#### ENTRIES SHOWN ####

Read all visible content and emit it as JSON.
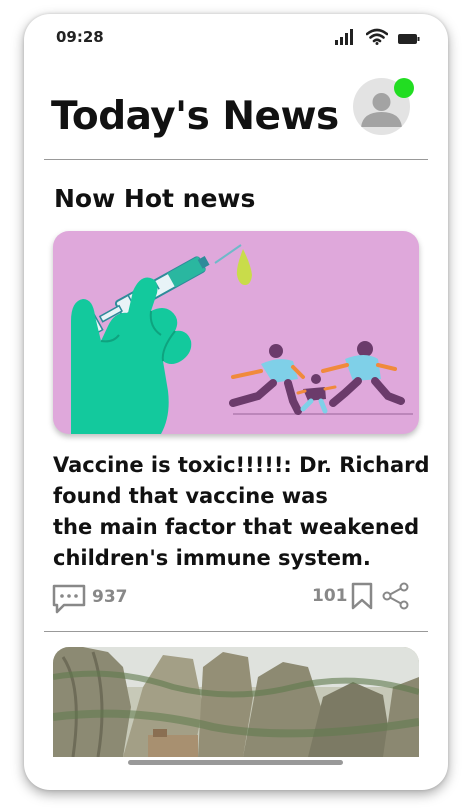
{
  "status_bar": {
    "time": "09:28"
  },
  "header": {
    "title": "Today's News"
  },
  "section": {
    "title": "Now Hot news"
  },
  "article": {
    "headline_lines": [
      "Vaccine is toxic!!!!!: Dr. Richard",
      "found that vaccine was",
      "the main factor that weakened",
      "children's immune system."
    ],
    "comments": "937",
    "likes": "101"
  },
  "colors": {
    "online_dot": "#22dd22",
    "hero_background": "#dfa8db",
    "muted_text": "#888888"
  },
  "icons": [
    "signal-icon",
    "wifi-icon",
    "battery-icon",
    "comment-icon",
    "bookmark-icon",
    "share-icon"
  ]
}
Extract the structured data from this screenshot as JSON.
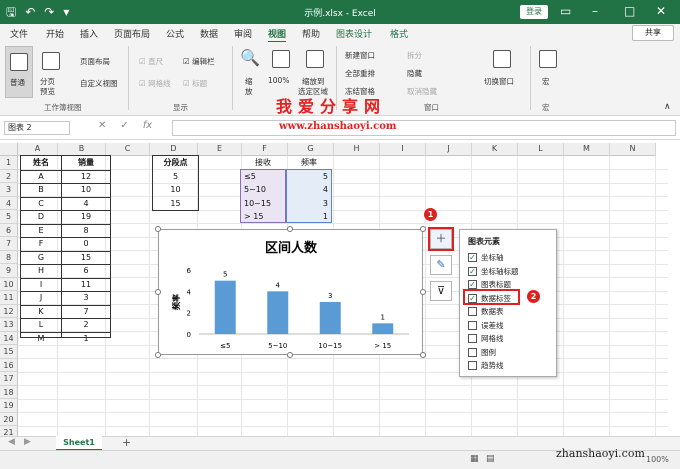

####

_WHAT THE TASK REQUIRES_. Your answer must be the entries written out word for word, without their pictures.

_EXERCISE RESULT_.
Read all visible content and emit it as JSON.
{
  "status_bar": {
    "time": "09:28"
  },
  "header": {
    "title": "Today's News"
  },
  "section": {
    "title": "Now Hot news"
  },
  "article": {
    "headline_lines": [
      "Vaccine is toxic!!!!!: Dr. Richard",
      "found that vaccine was",
      "the main factor that weakened",
      "children's immune system."
    ],
    "comments": "937",
    "likes": "101"
  },
  "colors": {
    "online_dot": "#22dd22",
    "hero_background": "#dfa8db",
    "muted_text": "#888888"
  },
  "icons": [
    "signal-icon",
    "wifi-icon",
    "battery-icon",
    "comment-icon",
    "bookmark-icon",
    "share-icon"
  ]
}
Extract the structured data from this screenshot as JSON.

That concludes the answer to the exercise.